* **TASK DETAILS**
The expected answer is every line of the material, reproduced exactly.

* **ENTRIES PROVIDED**
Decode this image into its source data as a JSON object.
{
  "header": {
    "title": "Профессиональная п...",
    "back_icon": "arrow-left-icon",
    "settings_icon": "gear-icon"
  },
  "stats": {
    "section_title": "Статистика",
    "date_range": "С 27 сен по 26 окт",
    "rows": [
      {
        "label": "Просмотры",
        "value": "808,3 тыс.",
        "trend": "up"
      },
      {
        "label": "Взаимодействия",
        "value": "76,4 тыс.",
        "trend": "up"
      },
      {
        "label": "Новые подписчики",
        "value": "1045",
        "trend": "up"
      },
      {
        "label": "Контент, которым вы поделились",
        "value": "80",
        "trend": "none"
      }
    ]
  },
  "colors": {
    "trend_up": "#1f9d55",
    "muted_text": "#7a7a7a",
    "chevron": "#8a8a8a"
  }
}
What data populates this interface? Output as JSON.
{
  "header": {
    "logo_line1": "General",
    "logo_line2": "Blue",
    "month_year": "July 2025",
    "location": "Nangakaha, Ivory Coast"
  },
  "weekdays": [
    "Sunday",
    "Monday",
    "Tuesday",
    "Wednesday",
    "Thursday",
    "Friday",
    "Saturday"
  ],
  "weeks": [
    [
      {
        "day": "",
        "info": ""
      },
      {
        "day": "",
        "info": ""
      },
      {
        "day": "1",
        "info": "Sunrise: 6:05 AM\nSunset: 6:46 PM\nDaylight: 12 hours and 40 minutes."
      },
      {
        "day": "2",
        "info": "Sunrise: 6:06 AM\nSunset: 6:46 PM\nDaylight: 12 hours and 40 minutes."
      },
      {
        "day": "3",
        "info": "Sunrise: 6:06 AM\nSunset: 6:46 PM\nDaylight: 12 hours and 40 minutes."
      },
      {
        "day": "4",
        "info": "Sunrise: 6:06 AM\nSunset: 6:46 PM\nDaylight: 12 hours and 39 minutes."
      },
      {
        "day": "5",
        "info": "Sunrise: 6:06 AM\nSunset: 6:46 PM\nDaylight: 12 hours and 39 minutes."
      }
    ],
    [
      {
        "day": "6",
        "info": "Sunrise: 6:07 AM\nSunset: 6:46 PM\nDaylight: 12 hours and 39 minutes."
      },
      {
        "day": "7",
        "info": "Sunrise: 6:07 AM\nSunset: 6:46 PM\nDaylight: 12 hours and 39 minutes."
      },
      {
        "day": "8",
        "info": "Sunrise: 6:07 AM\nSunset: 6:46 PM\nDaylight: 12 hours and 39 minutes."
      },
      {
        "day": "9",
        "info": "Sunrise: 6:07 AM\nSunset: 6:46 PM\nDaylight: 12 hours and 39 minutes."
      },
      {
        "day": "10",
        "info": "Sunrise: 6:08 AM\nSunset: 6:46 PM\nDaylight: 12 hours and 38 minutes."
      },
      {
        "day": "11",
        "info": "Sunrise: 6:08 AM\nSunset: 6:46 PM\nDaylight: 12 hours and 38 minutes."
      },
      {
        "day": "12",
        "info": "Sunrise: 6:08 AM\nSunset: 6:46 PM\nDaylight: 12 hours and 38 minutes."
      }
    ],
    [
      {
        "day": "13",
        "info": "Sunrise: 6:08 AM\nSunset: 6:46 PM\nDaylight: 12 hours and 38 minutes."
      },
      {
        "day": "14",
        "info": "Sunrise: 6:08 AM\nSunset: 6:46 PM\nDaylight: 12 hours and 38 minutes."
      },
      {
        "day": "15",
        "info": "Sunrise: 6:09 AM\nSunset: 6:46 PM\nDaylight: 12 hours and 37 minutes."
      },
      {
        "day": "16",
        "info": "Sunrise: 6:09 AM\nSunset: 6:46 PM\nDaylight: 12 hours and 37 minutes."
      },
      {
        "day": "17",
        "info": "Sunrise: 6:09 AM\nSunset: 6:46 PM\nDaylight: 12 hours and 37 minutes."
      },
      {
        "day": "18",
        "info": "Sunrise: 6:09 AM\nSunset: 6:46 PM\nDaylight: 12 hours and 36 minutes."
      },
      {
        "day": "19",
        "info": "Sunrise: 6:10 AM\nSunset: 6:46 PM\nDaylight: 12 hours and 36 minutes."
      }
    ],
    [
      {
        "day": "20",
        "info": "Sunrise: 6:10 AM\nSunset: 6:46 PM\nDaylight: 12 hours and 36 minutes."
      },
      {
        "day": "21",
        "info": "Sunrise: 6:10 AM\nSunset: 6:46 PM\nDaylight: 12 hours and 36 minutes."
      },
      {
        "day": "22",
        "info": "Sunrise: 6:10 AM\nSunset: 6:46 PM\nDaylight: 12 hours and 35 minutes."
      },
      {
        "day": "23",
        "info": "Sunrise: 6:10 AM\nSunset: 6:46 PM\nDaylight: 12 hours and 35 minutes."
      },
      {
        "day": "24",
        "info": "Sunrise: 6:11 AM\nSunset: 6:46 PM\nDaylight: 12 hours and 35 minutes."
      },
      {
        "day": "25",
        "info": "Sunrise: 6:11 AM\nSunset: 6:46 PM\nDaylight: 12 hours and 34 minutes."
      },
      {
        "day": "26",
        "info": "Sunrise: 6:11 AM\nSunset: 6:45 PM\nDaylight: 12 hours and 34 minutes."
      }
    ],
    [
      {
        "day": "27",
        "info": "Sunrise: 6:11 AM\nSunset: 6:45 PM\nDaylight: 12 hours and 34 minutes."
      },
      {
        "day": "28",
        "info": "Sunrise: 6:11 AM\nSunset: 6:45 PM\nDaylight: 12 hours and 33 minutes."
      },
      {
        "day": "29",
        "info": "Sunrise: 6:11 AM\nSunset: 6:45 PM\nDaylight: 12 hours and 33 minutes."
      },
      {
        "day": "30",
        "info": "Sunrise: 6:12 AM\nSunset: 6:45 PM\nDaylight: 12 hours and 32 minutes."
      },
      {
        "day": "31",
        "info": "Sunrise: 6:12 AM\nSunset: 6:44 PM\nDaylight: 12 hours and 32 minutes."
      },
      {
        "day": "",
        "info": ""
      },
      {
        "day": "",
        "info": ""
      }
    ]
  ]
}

* **SOLUTION BELOW**
Decode this image into its source data as a JSON object.
{
  "header": {
    "title": "Профессиональная п...",
    "back_icon": "arrow-left-icon",
    "settings_icon": "gear-icon"
  },
  "stats": {
    "section_title": "Статистика",
    "date_range": "С 27 сен по 26 окт",
    "rows": [
      {
        "label": "Просмотры",
        "value": "808,3 тыс.",
        "trend": "up"
      },
      {
        "label": "Взаимодействия",
        "value": "76,4 тыс.",
        "trend": "up"
      },
      {
        "label": "Новые подписчики",
        "value": "1045",
        "trend": "up"
      },
      {
        "label": "Контент, которым вы поделились",
        "value": "80",
        "trend": "none"
      }
    ]
  },
  "colors": {
    "trend_up": "#1f9d55",
    "muted_text": "#7a7a7a",
    "chevron": "#8a8a8a"
  }
}
What data populates this interface? Output as JSON.
{
  "header": {
    "logo_line1": "General",
    "logo_line2": "Blue",
    "month_year": "July 2025",
    "location": "Nangakaha, Ivory Coast"
  },
  "weekdays": [
    "Sunday",
    "Monday",
    "Tuesday",
    "Wednesday",
    "Thursday",
    "Friday",
    "Saturday"
  ],
  "weeks": [
    [
      {
        "day": "",
        "info": ""
      },
      {
        "day": "",
        "info": ""
      },
      {
        "day": "1",
        "info": "Sunrise: 6:05 AM\nSunset: 6:46 PM\nDaylight: 12 hours and 40 minutes."
      },
      {
        "day": "2",
        "info": "Sunrise: 6:06 AM\nSunset: 6:46 PM\nDaylight: 12 hours and 40 minutes."
      },
      {
        "day": "3",
        "info": "Sunrise: 6:06 AM\nSunset: 6:46 PM\nDaylight: 12 hours and 40 minutes."
      },
      {
        "day": "4",
        "info": "Sunrise: 6:06 AM\nSunset: 6:46 PM\nDaylight: 12 hours and 39 minutes."
      },
      {
        "day": "5",
        "info": "Sunrise: 6:06 AM\nSunset: 6:46 PM\nDaylight: 12 hours and 39 minutes."
      }
    ],
    [
      {
        "day": "6",
        "info": "Sunrise: 6:07 AM\nSunset: 6:46 PM\nDaylight: 12 hours and 39 minutes."
      },
      {
        "day": "7",
        "info": "Sunrise: 6:07 AM\nSunset: 6:46 PM\nDaylight: 12 hours and 39 minutes."
      },
      {
        "day": "8",
        "info": "Sunrise: 6:07 AM\nSunset: 6:46 PM\nDaylight: 12 hours and 39 minutes."
      },
      {
        "day": "9",
        "info": "Sunrise: 6:07 AM\nSunset: 6:46 PM\nDaylight: 12 hours and 39 minutes."
      },
      {
        "day": "10",
        "info": "Sunrise: 6:08 AM\nSunset: 6:46 PM\nDaylight: 12 hours and 38 minutes."
      },
      {
        "day": "11",
        "info": "Sunrise: 6:08 AM\nSunset: 6:46 PM\nDaylight: 12 hours and 38 minutes."
      },
      {
        "day": "12",
        "info": "Sunrise: 6:08 AM\nSunset: 6:46 PM\nDaylight: 12 hours and 38 minutes."
      }
    ],
    [
      {
        "day": "13",
        "info": "Sunrise: 6:08 AM\nSunset: 6:46 PM\nDaylight: 12 hours and 38 minutes."
      },
      {
        "day": "14",
        "info": "Sunrise: 6:08 AM\nSunset: 6:46 PM\nDaylight: 12 hours and 38 minutes."
      },
      {
        "day": "15",
        "info": "Sunrise: 6:09 AM\nSunset: 6:46 PM\nDaylight: 12 hours and 37 minutes."
      },
      {
        "day": "16",
        "info": "Sunrise: 6:09 AM\nSunset: 6:46 PM\nDaylight: 12 hours and 37 minutes."
      },
      {
        "day": "17",
        "info": "Sunrise: 6:09 AM\nSunset: 6:46 PM\nDaylight: 12 hours and 37 minutes."
      },
      {
        "day": "18",
        "info": "Sunrise: 6:09 AM\nSunset: 6:46 PM\nDaylight: 12 hours and 36 minutes."
      },
      {
        "day": "19",
        "info": "Sunrise: 6:10 AM\nSunset: 6:46 PM\nDaylight: 12 hours and 36 minutes."
      }
    ],
    [
      {
        "day": "20",
        "info": "Sunrise: 6:10 AM\nSunset: 6:46 PM\nDaylight: 12 hours and 36 minutes."
      },
      {
        "day": "21",
        "info": "Sunrise: 6:10 AM\nSunset: 6:46 PM\nDaylight: 12 hours and 36 minutes."
      },
      {
        "day": "22",
        "info": "Sunrise: 6:10 AM\nSunset: 6:46 PM\nDaylight: 12 hours and 35 minutes."
      },
      {
        "day": "23",
        "info": "Sunrise: 6:10 AM\nSunset: 6:46 PM\nDaylight: 12 hours and 35 minutes."
      },
      {
        "day": "24",
        "info": "Sunrise: 6:11 AM\nSunset: 6:46 PM\nDaylight: 12 hours and 35 minutes."
      },
      {
        "day": "25",
        "info": "Sunrise: 6:11 AM\nSunset: 6:46 PM\nDaylight: 12 hours and 34 minutes."
      },
      {
        "day": "26",
        "info": "Sunrise: 6:11 AM\nSunset: 6:45 PM\nDaylight: 12 hours and 34 minutes."
      }
    ],
    [
      {
        "day": "27",
        "info": "Sunrise: 6:11 AM\nSunset: 6:45 PM\nDaylight: 12 hours and 34 minutes."
      },
      {
        "day": "28",
        "info": "Sunrise: 6:11 AM\nSunset: 6:45 PM\nDaylight: 12 hours and 33 minutes."
      },
      {
        "day": "29",
        "info": "Sunrise: 6:11 AM\nSunset: 6:45 PM\nDaylight: 12 hours and 33 minutes."
      },
      {
        "day": "30",
        "info": "Sunrise: 6:12 AM\nSunset: 6:45 PM\nDaylight: 12 hours and 32 minutes."
      },
      {
        "day": "31",
        "info": "Sunrise: 6:12 AM\nSunset: 6:44 PM\nDaylight: 12 hours and 32 minutes."
      },
      {
        "day": "",
        "info": ""
      },
      {
        "day": "",
        "info": ""
      }
    ]
  ]
}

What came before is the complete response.